Input records: Begin
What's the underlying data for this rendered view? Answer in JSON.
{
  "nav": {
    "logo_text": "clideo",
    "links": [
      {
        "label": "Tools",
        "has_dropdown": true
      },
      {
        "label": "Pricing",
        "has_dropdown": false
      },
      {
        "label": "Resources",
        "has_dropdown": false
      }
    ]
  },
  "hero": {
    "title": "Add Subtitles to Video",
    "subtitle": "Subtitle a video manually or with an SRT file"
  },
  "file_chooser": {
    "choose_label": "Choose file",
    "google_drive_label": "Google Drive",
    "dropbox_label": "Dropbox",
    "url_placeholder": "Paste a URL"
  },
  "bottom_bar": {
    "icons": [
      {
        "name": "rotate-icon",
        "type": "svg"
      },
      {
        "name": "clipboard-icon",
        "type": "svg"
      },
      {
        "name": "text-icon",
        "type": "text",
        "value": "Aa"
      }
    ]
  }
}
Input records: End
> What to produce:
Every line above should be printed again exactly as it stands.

> Answer to this exercise:
What's the underlying data for this rendered view? Answer in JSON.
{
  "nav": {
    "logo_text": "clideo",
    "links": [
      {
        "label": "Tools",
        "has_dropdown": true
      },
      {
        "label": "Pricing",
        "has_dropdown": false
      },
      {
        "label": "Resources",
        "has_dropdown": false
      }
    ]
  },
  "hero": {
    "title": "Add Subtitles to Video",
    "subtitle": "Subtitle a video manually or with an SRT file"
  },
  "file_chooser": {
    "choose_label": "Choose file",
    "google_drive_label": "Google Drive",
    "dropbox_label": "Dropbox",
    "url_placeholder": "Paste a URL"
  },
  "bottom_bar": {
    "icons": [
      {
        "name": "rotate-icon",
        "type": "svg"
      },
      {
        "name": "clipboard-icon",
        "type": "svg"
      },
      {
        "name": "text-icon",
        "type": "text",
        "value": "Aa"
      }
    ]
  }
}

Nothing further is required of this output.